Some of the tips Hilbers offers for older adults who may be experiencing social isolation during this time include taking up a new hobby, such as growing an herb garden, crossword puzzles, knitting or painting. Maybe now is the time to try that thing you have always wanted to learn to do, but just never taken the time.

Age-appropriate workouts are not only good for your physical health, it keeps you in mental shape too. If you are able to get outside and you have approval from your physician, taking a short walk is good for the mind and good for the soul.

Writing may have become a lost art for the younger generation, but for those 65 and older that was the common form of communication. This would be a great time to start journaling your thoughts, if you don’t already do so. Maybe go through all of your photos and organize scrapbooks; or write out your memoirs for the future generations of your family. They will love that!

As a community it is important for each of us to be aware of our neighbors, especially if we have elderly ones. Maybe give them a call or slip them a note just to check on them and see if they need anything. Even if they don’t, just knowing someone cared enough to ask will likely brighten their day.

Tonya Pacheco with Hilltop Estates Rehabilitation Center in Gothenburg said that the staff at that facility is committed to doing what they can to keep the residents engaged and mentally healthy during this time of physical distancing from loved ones. “We are encouraging family members and friends to call or have window visits with our residents. We also let the family members know that we can Facetime, Zoom, or Facebook Messenger with any of the residents. Cards or letters are also welcomed! We are now able to host bingo and other fun projects in our activities room. Our residents are happy to have that ability back,” said Pacheco.

One resource in Gothenburg which typically provides activities and socialization for the older population is the Senior Center. From cards, crafts, pool and meals - the Senior Center is a gathering spot for anyone over the age of 60. That is, until the pandemic hit.

The Center is currently not open to dine-in guests and has suspended all activities for the time being, but are still providing delivery and curbside pickup meals. Center Director Susan Anderson said there are things seniors can be doing at home to remain active until the center reopens, and even after.

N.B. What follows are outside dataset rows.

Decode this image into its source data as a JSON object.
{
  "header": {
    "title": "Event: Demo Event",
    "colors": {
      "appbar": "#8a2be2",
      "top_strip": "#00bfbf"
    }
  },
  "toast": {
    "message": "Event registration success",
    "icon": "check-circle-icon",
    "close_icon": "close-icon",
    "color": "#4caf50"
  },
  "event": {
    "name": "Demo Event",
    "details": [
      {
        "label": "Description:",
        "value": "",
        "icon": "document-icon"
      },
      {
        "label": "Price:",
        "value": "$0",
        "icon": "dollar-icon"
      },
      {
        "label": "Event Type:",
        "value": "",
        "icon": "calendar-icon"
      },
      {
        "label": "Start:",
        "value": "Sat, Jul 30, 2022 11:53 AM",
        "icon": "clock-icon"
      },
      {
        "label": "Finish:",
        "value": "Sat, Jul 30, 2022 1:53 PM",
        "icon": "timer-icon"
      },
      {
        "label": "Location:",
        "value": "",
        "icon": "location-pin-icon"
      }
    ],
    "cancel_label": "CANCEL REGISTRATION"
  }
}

“The best thing to do is to remain active and maintain a schedule as best you can. Stay in contact with your neighbors and friends,” said Anderson. “Engage in puzzles or read a good book. If eyesight is limited there are talking books. Also, limit the TV watching, as that can cause anxiety. Staying physically active is also good for your health. Find ways to volunteer.”

Anderson suggested that those of us in the community make frequent calls to check on the elderly that can’t get out of their home. “You can also socially distance by doing visits outside while the weather is nice,” she added.  

Stone Hearth Estates Administrator Barb Nuxoll said the greatest benefit of living and working at Stone Hearth is that they have each other. “Many times throughout the day we see one another, whether it is when we provide care, offer snacks, enjoy a pedicure or manicure, or deliver meals. There are times when chatting with Jo at the front desk is just a pleasure. People spend time wandering around outside, gardening, or visiting each other. And then boy oh boy have we gotten good at games: Do you Remember, Word Scramble, Word Association, and Bingo with more Bingo are just some of what we do,” said Nuxoll.

“We have learned to Zoom, Facetime, Skype, do Google Meetings, Messenger Video, and just when we never thought we’d see an old farmers fingers type in an access code, we do! Our greatest asset is connection with family. They continue to encourage and engage not only their loved ones, but us, the people that work at Stone Hearth. It helps too to know that we are not shouldering this burden alone when we socially distance, wear masks and limit group activity - that others are making those sacrifices as well.”

As we observe National Senior Citizen Day on Friday we not only recognize our seniors, but also those who are dedicated to continually maintaining and improving their quality of life.

Contact Ellen Mortensen at ellen@gothenburgleader.com or call 308.537.9498